Zesa splashes 76% of govt disbursements on salaries

SECRETARY in the Ministry of Energy, Partson Mbiriri, told Parliament yesterday that power utility, Zesa Holdings, had used 76% of Treasury disbursements on salaries alone.

Source: Zesa splashes 76% of govt disbursements on salaries – NewsDay Zimbabwe October 25, 2016


Mbiriri said the Energy ministry had, this year, been allocated $6 million.

Out of that, $839 845, which translates to a sixth of the total allocation, was disbursed, and of that, $640 392 went to salaries.

Mbiriri told Parliament that Zesa was owed $1 billion by consumers.

“We are importing electricity at $13,94 cents per kilowatt hour from [South Africa’s] Eskom and selling it at $9,86, which is the approved tariff,” he said.

“We need all our clients to honour their bills, and we had sought to have a tariff review which was not accepted last year and which is unlikely to be reviewed until 2018.”

Zesa Holdings chief executive officer Josh Chifamba said out of the $1bn debt, local authorities owed $270m and were failing to pay, claiming they had been severely affected by the 2013 debt write-off sanctioned by then Local Government minister Ignatius Chombo ahead of the 2013 harmonised elections.

“Local authorities owe $270m and it is growing and we need a lot of assistance in terms of how to deal with that.
We have proposed to government to escalate that debt to central government.

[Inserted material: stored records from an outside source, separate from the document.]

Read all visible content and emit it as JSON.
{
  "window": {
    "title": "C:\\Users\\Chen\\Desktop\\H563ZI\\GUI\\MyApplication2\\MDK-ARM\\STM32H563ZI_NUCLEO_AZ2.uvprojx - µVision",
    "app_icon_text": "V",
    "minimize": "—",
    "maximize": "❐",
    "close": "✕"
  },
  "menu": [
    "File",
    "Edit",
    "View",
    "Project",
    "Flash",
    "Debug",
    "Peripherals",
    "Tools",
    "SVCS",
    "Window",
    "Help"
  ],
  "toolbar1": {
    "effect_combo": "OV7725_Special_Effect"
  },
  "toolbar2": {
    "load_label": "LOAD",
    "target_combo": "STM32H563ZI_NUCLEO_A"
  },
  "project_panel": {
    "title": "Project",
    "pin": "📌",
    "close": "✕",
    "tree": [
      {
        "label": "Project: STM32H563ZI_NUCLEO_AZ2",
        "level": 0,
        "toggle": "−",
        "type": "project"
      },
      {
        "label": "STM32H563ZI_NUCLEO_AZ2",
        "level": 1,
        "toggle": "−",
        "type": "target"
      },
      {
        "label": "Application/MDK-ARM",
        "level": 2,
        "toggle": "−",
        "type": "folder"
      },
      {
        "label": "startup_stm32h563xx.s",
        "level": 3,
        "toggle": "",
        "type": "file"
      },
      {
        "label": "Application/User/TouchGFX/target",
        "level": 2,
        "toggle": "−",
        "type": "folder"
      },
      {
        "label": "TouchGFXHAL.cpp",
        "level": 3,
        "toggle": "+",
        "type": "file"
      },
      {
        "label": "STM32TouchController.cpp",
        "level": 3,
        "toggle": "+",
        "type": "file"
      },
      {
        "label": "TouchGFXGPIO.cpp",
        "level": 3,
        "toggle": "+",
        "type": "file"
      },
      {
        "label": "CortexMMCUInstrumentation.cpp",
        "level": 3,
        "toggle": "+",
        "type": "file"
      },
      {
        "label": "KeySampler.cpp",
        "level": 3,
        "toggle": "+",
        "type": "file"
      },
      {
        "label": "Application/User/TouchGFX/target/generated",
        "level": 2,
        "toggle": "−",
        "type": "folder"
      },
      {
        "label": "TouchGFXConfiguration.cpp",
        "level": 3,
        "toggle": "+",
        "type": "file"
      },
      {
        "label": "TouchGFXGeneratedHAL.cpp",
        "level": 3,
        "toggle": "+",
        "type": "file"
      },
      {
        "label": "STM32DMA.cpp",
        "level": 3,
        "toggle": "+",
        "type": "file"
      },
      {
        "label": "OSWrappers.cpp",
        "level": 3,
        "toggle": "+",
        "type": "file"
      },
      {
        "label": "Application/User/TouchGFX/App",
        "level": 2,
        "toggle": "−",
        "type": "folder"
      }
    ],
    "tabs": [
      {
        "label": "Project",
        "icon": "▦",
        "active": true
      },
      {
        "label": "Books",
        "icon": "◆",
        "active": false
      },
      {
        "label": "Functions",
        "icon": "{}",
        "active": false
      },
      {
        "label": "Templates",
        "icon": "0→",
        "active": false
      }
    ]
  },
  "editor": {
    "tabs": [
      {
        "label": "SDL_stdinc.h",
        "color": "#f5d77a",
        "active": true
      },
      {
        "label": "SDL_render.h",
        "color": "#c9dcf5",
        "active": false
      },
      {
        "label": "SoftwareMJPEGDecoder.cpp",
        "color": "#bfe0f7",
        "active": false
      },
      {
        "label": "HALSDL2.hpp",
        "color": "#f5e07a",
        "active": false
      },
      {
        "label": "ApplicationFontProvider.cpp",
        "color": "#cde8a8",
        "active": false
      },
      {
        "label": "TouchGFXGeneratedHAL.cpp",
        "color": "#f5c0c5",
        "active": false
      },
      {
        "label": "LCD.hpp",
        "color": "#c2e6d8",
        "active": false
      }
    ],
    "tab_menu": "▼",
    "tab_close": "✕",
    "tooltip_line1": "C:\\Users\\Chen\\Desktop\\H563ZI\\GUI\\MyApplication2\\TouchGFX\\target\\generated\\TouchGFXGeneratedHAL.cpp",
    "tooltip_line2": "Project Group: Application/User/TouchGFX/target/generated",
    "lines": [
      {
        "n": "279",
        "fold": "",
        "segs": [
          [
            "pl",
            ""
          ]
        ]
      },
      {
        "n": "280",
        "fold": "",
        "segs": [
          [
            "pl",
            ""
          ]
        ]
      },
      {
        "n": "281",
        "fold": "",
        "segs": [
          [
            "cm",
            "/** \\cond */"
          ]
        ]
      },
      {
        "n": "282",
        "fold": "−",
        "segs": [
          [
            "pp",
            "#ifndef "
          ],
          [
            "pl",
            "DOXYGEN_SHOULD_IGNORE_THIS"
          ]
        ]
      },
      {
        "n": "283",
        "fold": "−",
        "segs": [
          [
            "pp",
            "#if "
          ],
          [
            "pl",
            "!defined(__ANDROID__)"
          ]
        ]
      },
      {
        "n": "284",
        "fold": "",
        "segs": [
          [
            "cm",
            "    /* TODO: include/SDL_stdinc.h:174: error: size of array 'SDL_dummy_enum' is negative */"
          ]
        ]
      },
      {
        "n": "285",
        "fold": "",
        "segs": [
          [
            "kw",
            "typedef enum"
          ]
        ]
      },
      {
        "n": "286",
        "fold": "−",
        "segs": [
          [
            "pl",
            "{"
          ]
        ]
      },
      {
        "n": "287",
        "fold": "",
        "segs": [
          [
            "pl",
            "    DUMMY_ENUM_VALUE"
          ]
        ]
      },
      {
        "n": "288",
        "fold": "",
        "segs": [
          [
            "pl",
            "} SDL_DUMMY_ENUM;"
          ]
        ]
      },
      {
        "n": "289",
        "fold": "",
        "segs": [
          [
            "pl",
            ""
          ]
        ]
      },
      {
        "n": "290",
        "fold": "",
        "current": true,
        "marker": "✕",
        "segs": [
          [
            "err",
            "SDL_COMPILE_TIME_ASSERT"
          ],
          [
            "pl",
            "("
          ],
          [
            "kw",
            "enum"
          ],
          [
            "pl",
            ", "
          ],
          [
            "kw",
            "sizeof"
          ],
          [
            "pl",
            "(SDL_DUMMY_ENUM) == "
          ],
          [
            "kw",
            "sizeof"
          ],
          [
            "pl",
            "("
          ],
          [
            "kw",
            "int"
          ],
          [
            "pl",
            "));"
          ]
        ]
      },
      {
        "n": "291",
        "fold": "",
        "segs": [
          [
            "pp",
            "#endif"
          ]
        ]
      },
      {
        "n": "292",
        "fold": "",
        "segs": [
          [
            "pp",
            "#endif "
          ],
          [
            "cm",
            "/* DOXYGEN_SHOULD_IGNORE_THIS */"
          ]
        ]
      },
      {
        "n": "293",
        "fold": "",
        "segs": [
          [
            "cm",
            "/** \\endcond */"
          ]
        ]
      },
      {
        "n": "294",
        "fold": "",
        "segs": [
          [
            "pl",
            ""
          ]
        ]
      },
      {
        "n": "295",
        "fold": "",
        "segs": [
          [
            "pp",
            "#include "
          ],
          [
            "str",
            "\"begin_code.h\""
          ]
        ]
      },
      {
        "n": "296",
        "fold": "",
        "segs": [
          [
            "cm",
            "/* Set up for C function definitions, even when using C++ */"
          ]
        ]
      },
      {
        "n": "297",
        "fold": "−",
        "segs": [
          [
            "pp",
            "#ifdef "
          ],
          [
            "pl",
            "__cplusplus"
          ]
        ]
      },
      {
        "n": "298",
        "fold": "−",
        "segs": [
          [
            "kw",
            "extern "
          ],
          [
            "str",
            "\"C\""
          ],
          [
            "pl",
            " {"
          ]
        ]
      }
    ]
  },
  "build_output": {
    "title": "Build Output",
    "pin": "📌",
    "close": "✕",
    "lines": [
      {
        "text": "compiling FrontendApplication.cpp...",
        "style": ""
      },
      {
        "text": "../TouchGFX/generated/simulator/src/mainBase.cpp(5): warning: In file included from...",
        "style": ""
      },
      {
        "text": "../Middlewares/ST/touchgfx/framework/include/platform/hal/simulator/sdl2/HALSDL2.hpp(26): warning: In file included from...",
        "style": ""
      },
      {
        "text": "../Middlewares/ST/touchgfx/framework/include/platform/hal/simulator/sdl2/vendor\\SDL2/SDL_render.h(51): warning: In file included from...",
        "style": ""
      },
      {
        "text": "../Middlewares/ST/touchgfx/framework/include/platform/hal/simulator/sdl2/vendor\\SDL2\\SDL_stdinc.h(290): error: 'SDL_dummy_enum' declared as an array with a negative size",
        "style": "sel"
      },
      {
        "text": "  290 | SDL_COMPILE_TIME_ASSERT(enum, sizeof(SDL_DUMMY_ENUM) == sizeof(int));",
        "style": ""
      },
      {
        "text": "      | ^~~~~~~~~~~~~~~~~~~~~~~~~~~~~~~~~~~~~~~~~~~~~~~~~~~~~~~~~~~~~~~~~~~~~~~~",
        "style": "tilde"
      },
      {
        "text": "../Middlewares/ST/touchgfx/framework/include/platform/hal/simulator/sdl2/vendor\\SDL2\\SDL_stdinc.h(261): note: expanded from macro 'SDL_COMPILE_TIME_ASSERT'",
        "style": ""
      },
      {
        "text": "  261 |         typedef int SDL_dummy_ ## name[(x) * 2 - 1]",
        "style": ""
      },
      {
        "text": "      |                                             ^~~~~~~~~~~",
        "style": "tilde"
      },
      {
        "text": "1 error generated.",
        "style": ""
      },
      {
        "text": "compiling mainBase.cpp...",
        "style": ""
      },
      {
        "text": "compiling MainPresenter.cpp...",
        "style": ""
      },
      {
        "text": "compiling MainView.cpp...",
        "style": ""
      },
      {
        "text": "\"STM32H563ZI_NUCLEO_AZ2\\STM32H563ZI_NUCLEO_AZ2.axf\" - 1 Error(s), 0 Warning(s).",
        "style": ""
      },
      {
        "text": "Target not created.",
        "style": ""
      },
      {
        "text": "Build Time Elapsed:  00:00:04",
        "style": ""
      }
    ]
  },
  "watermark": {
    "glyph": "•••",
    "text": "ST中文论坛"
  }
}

Local authorities say they cannot pay that debt because they were asked to write off debts in 2013,” he said.

Domestic consumers were said to be owing $260m, while farmers owed $89m in unpaid energy bills.

“We have securitised the debt with Afreximbank [African Export and Import Bank] and whatever we collect now is used to pay off the debt at Afreximbank. We are discounting the debt. The strategy now is to put everyone including high user customers on prepaid meters in order to collect that debt,” Chifamba said.

“We also have close to $600m legacy debts which we owe. That debt is now due and is part of our current liabilities. It is a debt that was used to power transmission projects by the World Bank and other multilateral banks. This is a legacy debt, which needs to be hacked off our balance sheet. We are now in a situation where we are technically insolvent because that debt is due.”

Commenting on the current status of the fuel supply chain, Mbiriri said there had been significant improvements in supplies, although they were still experiencing challenges with foreign currency.

“Petrol blending continues at E15, but we would have wanted it to move to E20. The Mabvuku plant is already loading eight fuel tankers every minute,” he said.

Mbiriri said Zimbabwe consumed four million litres of fuel per day, adding he had noted abuse of paraffin, which was being mixed with diesel and sold at garages.

“We are going to introduce fuel marking at borders so that the traces of pure diesel will be there at all garages,” he said, adding the ministry was also investigating reports of fuel smuggling from Mozambique.


  • comment-avatar
    Joe Cool 6 years ago

    If the approved tariff is 9,86c, why are they charging me 10,0 cents on my domestic meter, and 13,3 cents on my commercial meter – all excluding a 6% rural electrification levy?